WORK TO COMPLETE
In the entries that follow, how many lines include the string "info"? The answer is the number only.

DATA TO EXAMINE
"""
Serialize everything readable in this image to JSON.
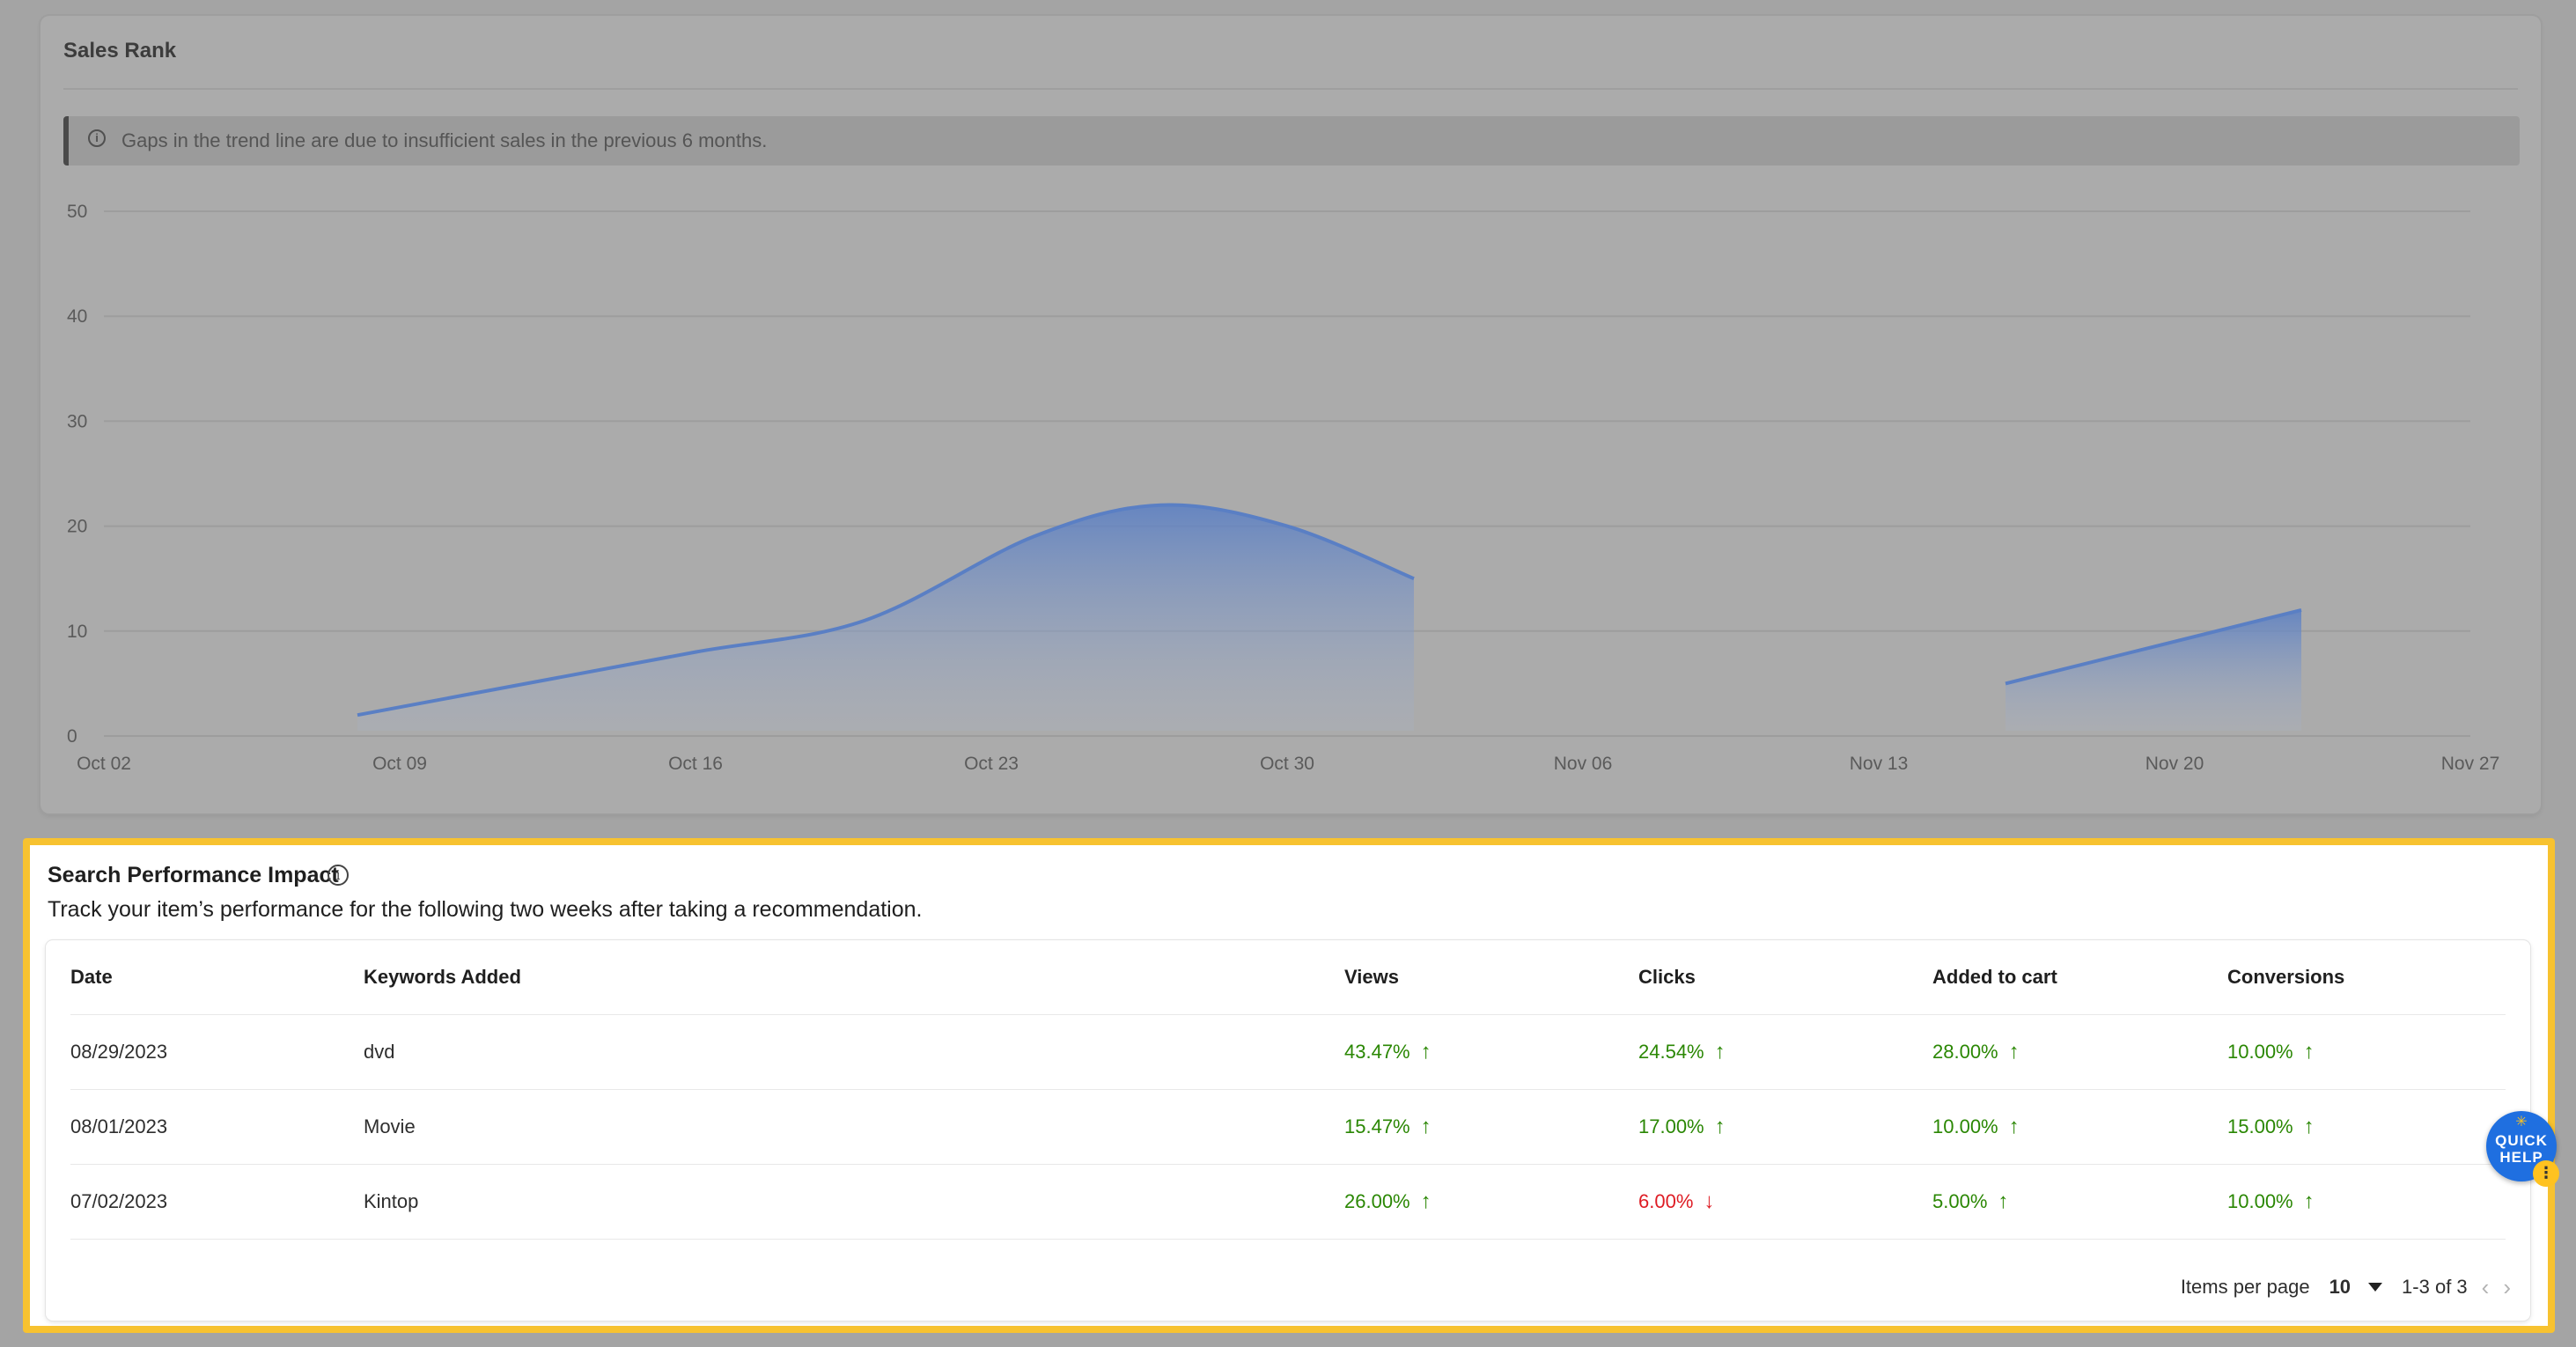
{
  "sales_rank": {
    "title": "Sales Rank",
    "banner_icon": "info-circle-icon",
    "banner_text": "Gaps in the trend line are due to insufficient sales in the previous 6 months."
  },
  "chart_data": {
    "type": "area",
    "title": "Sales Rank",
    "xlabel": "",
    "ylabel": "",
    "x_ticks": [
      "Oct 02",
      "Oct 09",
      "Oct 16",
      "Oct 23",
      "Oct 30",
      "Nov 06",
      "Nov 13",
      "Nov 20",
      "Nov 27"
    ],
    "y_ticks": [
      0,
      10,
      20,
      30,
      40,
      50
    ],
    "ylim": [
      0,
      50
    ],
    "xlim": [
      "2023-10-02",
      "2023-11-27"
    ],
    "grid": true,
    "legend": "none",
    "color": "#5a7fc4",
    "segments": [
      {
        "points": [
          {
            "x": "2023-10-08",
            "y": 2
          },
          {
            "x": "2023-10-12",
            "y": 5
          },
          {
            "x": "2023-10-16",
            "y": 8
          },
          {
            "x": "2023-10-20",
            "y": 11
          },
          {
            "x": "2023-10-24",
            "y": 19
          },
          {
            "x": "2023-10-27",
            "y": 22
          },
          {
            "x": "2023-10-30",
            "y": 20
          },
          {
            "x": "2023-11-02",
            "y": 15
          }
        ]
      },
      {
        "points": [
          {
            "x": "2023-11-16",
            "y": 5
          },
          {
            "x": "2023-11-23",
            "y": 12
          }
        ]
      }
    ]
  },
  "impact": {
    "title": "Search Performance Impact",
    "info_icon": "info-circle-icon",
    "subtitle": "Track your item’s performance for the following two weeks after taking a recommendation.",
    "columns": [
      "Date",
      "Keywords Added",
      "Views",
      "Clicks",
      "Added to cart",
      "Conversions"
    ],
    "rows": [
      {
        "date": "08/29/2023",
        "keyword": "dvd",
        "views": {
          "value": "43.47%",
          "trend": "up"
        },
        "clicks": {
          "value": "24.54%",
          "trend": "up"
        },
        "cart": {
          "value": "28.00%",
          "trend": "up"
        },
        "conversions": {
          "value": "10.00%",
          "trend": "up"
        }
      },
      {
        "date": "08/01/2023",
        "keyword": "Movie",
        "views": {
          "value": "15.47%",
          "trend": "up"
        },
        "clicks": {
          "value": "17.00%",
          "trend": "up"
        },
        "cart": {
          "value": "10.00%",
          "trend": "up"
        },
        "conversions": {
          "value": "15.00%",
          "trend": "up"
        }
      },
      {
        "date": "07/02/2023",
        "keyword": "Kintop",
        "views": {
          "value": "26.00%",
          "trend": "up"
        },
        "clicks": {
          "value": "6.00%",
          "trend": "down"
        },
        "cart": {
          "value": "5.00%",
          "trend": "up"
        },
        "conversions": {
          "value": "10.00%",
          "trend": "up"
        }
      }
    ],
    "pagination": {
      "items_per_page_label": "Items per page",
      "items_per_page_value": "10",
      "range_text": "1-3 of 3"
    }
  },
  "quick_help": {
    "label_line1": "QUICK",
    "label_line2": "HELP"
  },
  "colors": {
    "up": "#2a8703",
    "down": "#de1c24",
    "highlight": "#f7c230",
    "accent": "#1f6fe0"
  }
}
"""
OUTPUT
2